_What the task asks_
Spot each line in the data below containing "snippet" and copy it.

[[ Supplied material open ]]

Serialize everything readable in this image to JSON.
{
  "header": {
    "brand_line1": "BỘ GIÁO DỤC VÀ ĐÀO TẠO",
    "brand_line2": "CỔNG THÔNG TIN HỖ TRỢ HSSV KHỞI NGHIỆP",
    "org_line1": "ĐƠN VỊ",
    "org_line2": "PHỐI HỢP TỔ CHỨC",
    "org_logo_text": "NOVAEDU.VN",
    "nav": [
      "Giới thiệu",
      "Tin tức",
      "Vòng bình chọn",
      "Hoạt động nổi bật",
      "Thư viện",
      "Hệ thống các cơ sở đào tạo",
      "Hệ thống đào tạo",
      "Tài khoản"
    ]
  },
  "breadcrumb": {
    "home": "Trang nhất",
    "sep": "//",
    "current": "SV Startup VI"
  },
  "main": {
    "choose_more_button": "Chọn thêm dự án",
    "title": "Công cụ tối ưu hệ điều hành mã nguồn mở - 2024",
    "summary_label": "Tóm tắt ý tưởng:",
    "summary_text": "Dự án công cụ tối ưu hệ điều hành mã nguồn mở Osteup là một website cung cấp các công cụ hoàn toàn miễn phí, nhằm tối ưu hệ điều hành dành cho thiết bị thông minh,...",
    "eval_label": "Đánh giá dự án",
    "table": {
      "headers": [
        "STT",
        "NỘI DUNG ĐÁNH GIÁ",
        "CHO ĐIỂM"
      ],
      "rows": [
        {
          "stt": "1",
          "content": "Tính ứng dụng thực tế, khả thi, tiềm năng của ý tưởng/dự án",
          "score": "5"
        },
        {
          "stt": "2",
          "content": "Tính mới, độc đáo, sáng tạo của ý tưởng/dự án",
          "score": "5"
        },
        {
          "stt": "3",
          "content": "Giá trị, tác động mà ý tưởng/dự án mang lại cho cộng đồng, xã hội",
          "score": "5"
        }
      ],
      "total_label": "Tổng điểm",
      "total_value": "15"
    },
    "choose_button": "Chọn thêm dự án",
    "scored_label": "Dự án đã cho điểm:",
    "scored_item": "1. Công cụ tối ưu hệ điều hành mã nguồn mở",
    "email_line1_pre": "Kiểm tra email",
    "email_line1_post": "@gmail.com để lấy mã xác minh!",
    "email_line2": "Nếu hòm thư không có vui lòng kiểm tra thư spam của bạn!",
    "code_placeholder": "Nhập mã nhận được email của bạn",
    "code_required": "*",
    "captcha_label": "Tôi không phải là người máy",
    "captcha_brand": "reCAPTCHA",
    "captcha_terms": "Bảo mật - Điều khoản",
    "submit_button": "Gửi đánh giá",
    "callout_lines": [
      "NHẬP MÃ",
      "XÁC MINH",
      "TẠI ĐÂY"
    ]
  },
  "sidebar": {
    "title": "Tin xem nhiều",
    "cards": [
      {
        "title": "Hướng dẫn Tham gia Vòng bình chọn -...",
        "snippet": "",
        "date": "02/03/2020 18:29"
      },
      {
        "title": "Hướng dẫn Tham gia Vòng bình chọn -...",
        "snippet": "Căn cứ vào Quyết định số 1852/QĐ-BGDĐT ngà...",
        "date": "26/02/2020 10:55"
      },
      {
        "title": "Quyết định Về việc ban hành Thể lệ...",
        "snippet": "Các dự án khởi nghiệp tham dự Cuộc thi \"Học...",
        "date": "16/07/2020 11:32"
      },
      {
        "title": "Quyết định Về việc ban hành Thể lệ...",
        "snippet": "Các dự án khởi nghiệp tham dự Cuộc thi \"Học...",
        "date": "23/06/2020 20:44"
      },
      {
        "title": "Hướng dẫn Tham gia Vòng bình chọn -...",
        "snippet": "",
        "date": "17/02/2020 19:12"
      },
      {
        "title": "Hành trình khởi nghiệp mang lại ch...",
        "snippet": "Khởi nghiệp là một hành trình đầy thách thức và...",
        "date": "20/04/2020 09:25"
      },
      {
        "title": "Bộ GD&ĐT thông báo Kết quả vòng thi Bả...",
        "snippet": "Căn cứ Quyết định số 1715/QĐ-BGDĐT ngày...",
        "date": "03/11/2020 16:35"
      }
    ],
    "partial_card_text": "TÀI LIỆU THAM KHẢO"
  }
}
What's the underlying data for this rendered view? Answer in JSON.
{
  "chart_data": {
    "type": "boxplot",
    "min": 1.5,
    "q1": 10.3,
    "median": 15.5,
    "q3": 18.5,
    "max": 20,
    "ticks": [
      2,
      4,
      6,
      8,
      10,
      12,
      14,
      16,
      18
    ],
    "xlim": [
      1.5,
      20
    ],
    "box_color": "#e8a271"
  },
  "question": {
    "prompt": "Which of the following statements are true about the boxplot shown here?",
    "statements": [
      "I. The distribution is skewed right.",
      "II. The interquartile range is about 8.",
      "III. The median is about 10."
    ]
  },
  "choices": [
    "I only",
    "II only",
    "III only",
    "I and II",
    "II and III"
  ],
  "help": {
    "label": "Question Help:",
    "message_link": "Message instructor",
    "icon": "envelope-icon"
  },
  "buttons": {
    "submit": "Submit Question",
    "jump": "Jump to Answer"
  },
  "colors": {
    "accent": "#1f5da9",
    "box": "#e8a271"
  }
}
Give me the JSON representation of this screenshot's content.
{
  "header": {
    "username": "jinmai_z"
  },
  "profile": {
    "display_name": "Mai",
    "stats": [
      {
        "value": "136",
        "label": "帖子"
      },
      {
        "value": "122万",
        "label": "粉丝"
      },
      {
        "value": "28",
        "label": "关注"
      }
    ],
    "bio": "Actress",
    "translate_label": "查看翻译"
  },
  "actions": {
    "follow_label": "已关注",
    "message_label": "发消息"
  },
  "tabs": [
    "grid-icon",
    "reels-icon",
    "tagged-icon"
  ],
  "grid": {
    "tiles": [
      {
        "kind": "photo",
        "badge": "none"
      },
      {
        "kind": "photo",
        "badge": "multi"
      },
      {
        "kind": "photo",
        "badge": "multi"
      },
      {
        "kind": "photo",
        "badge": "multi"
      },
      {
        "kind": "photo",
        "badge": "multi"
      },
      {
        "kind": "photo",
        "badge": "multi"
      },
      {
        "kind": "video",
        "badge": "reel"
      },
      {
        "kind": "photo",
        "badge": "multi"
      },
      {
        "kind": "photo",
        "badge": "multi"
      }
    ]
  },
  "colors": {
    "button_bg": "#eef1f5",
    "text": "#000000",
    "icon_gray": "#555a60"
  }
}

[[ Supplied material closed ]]

_Final answer_
        "snippet": "",
        "snippet": "Căn cứ vào Quyết định số 1852/QĐ-BGDĐT ngà...",
        "snippet": "Các dự án khởi nghiệp tham dự Cuộc thi \"Học...",
        "snippet": "Các dự án khởi nghiệp tham dự Cuộc thi \"Học...",
        "snippet": "",
        "snippet": "Khởi nghiệp là một hành trình đầy thách thức và...",
        "snippet": "Căn cứ Quyết định số 1715/QĐ-BGDĐT ngày...",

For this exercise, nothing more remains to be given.